Federal Reserve Chair Janet Yellen said on Monday that interest rate hikes are likely on the way because “positive economic forces have outweighed the negative” for the United States, though last month’s weak jobs report bears watching.
In the last public comment from any U.S. central banker before a policy meeting next week, the Fed chief stressed that surprises could emerge that change her expectations for rates.
But the speech was broadly buoyant, with Yellen listing four risks to the U.S. economy — slower demand and productivity, and inflation and overseas risks — before downplaying them all.
“If incoming data are consistent with labor market conditions strengthening and inflation making progress toward our 2 percent objective, as I expect, further gradual increases in the federal funds rate are likely to be appropriate and most conducive to meeting and maintaining those objectives,” Yellen said in Philadelphia.

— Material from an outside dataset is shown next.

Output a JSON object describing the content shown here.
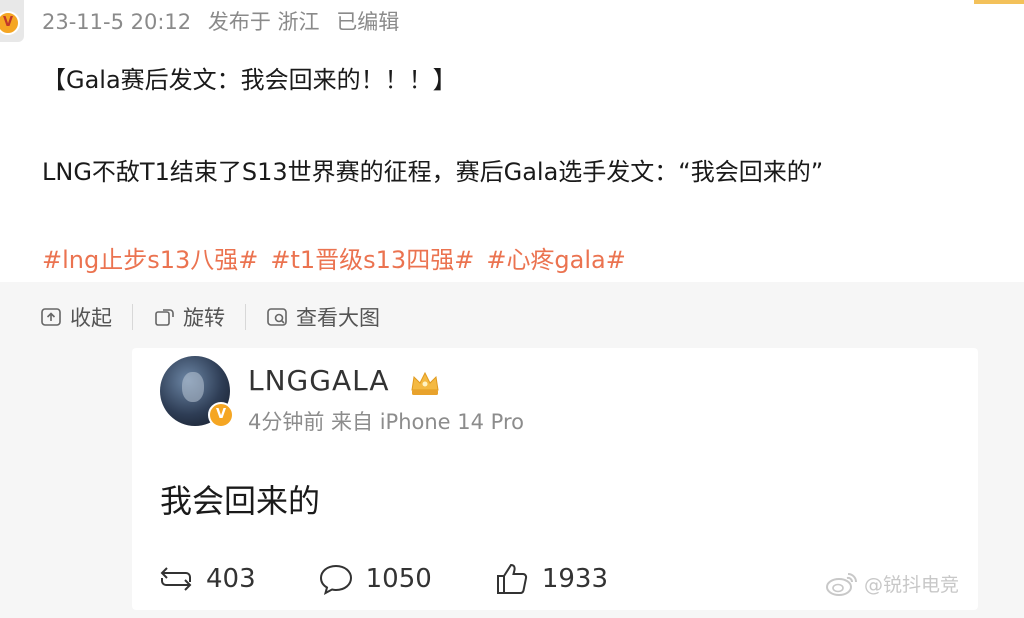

She added that since the overall U.S. labor market has been “quite positive” the report of a sharp slowing in employment growth in May “was disappointing.”
Amid the “countervailing forces,” she said, “I see good reasons to expect that the positive forces supporting employment growth and higher inflation will continue to outweigh the negative ones. As a result, I expect the economic expansion to continue, with the labor market improving further and GDP growing moderately.”